1:52 p.m. A group of nearly 200 economists have said the sequester is not an effective way to tackle the federal budget deficit, according to a new NBC news report.
More than 70 percent of those surveyed by the National Association for Business Economics, which met Monday, said the sequester deal is essentially "bad economics." Although 94 percent agreed the nation needs to tackle the deficit, most said the plan currently in effect is unwise. In particular, NBC reports a majority said lawmakers should put a tighter focus on reforming Medicare and Medicaid, "the two most important deficit targets by a mile."
1:20 p.m. How do voters feel about the sequester? Well, that depends on which poll you look at.
According to a Gallup poll published on March 1 – the day the budget cuts kicked in – almost half of Americans associate negative words with sequestration, while only 11 percent had positive associations.
“Bad” was the most frequently mentioned negative word, followed by “disaster,” “God help us”, and “trouble.” The positive word most mentioned was “Good.”
A recent Pew Research Center/Washington Post survey found similar results. In a poll of 1,000 voters, 62 percent said the sequester will have a mostly negative effect on the economy, compared to just 18 percent who said the result would be mostly positive.
Most voters said the automatic budget cuts would have the biggest impact on the economy (60 percent), followed by the military (55), the budget deficit (45) and the personal finances of every day Americans (30).Roughly the same number of Democrats, Republicans and independent voters shared those opinion, according to the survey.
A Fox News poll, on the other hand, had something different to say.
The survey, published Feb. 28, found 57 percent of respondents think the sequester is “the only way” to control the federal budget deficit, because lawmakers are unable to reign in spending themselves.
While 45 percent said the consequences of the $85 billion worth of budget cuts would be negative, slightly more reportedly said it would have a positive effect.
12:34 p.m. Homeland Security Secretary Janet Napolitano said a number of U.S. airports, including Los Angeles International and O'Hare International, are already experiencing delays as a result of cuts to the Federal Aviation Administration, the Associated Press reports.

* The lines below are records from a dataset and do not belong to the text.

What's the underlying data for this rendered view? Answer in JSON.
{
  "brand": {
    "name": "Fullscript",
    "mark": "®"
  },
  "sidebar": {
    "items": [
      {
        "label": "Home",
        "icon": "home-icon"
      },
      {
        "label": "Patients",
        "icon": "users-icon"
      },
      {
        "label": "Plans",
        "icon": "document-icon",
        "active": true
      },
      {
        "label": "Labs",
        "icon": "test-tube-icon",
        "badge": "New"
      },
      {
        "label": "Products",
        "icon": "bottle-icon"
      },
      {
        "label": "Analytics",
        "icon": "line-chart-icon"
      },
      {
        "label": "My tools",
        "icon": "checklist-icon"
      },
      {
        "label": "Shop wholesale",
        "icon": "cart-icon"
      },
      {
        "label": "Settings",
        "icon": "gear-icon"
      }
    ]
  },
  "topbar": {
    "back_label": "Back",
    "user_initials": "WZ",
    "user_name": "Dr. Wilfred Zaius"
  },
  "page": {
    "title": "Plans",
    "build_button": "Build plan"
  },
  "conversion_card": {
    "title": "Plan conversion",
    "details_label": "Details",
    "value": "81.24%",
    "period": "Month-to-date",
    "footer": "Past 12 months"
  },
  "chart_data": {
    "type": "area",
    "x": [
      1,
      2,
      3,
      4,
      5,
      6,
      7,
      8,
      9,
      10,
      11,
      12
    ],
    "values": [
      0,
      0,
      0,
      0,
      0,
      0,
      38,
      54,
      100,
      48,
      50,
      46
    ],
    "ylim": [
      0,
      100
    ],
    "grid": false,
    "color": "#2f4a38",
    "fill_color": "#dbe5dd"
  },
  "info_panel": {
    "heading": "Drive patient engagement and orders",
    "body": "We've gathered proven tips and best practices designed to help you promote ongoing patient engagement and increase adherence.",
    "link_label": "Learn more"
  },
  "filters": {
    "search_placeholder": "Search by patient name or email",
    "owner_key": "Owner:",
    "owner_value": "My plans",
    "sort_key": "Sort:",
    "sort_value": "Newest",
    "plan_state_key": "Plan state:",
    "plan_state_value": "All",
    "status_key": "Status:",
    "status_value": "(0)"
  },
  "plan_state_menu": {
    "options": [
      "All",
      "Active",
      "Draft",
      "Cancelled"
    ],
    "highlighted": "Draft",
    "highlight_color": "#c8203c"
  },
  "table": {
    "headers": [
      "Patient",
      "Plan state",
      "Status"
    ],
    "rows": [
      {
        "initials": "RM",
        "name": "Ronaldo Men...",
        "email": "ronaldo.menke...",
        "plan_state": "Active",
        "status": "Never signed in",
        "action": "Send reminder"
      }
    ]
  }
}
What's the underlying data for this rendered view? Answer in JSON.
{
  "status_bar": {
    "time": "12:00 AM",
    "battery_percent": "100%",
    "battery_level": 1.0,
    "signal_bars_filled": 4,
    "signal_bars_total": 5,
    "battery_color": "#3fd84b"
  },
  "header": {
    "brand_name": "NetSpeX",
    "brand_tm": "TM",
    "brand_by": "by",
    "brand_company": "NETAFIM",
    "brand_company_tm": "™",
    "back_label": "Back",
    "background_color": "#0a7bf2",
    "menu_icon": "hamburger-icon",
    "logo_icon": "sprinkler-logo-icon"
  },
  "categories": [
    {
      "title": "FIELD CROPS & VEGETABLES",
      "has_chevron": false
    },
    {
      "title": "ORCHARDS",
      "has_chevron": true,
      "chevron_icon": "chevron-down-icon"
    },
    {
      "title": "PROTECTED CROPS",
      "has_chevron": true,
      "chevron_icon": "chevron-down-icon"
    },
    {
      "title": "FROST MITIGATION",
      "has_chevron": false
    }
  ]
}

Napolitano on Monday said those delays will likely worsen, and could even double by the end of the week.
10:20 a.m. The sequester has taken effect, and, at least for now, there is no end to the debacle in sight. But House Speaker John Boehner, R-Ohio, on Sunday assured the American people that lawmakers’ inability to reach a deficit reduction agreement will not lead to a full-on federal government shutdown.
“The president this morning agreed that we should not have any talk of a government shutdown,” Boehner told NBC’s “Meet the Press” in an interview that aired Sunday. “So I’m hopeful that the House and Senate will be able to work through this.”
Boehner, who in the same interview claimed no one tried harder than him to avert the $85 billion in automatic spending cuts to defense and other programs that kicked in Friday, said the House will vote this week to keep the federal government operating through September.
In the event of a shutdown, hundreds of thousands of federal workers deemed “unessential” could be idle, disrupting government services such as national defense and air traffic control. Other nonessentials, such as national parks and museums, would be closed, visa and passport applications would be frozen, and there could be delays in approving Social Security applications and benefits for military veterans.
There have been 15 federal government shutdowns since fiscal year 1970. The most recent, and longest, lasted for 21 days between Dec. 16, 1996 to Jan. 6 1996, when then-House Speaker Newt Gingrich engineered a shutdown after President Bill Clinton vetoed a Republican-sponsored spending bill.
The shutdown was ultimately seen as a political misstep by Republicans and has been cited as a having a role in Clinton’s successful reelection in 1996.